■ Required work ■
Each line of the listing that includes the string "content" needs to be located and copied.
---------- Records supplied
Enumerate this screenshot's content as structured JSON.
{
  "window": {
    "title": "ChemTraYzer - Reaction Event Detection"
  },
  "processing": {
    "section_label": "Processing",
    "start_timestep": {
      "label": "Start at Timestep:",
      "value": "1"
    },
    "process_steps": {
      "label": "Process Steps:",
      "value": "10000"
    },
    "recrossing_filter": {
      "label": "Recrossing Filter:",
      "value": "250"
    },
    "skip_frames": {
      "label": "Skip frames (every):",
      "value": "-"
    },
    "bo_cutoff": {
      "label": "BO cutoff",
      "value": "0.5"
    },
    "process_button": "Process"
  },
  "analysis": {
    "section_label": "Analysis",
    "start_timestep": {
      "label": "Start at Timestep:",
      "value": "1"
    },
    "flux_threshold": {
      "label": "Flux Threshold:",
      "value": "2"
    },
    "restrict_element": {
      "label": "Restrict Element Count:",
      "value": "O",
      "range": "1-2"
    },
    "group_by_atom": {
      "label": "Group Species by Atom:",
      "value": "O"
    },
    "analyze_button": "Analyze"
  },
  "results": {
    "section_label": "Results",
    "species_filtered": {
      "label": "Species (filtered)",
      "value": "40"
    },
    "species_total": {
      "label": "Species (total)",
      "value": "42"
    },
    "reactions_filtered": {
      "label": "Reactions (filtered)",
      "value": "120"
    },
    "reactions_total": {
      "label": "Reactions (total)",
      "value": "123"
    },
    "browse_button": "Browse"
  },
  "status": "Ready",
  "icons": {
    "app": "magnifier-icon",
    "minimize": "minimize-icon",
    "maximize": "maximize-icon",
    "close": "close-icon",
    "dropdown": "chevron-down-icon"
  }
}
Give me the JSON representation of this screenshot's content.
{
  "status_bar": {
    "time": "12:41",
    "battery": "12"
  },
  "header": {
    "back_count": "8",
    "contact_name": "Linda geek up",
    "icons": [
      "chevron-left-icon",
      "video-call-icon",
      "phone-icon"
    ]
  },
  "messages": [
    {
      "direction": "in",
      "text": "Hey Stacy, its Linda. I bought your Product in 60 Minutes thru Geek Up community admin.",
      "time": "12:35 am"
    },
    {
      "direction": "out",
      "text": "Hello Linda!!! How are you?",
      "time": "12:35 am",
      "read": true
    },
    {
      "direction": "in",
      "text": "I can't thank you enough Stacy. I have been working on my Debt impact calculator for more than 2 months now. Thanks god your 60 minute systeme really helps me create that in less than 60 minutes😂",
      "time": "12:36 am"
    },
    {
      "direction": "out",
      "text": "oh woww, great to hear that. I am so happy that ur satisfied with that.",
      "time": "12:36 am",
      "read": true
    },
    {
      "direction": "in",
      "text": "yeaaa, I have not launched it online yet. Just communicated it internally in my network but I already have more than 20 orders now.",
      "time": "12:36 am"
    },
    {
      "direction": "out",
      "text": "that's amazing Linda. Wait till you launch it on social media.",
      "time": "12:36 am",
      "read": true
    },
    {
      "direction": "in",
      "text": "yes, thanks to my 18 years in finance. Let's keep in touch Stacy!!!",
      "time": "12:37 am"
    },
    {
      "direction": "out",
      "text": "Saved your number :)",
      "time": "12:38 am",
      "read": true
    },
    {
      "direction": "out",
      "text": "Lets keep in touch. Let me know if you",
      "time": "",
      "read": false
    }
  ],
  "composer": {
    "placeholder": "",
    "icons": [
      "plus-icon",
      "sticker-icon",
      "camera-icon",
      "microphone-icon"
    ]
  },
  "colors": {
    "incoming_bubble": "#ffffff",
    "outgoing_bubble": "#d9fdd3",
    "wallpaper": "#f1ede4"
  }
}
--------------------
■ Task solution ■
Enumerate this screenshot's content as structured JSON.
Give me the JSON representation of this screenshot's content.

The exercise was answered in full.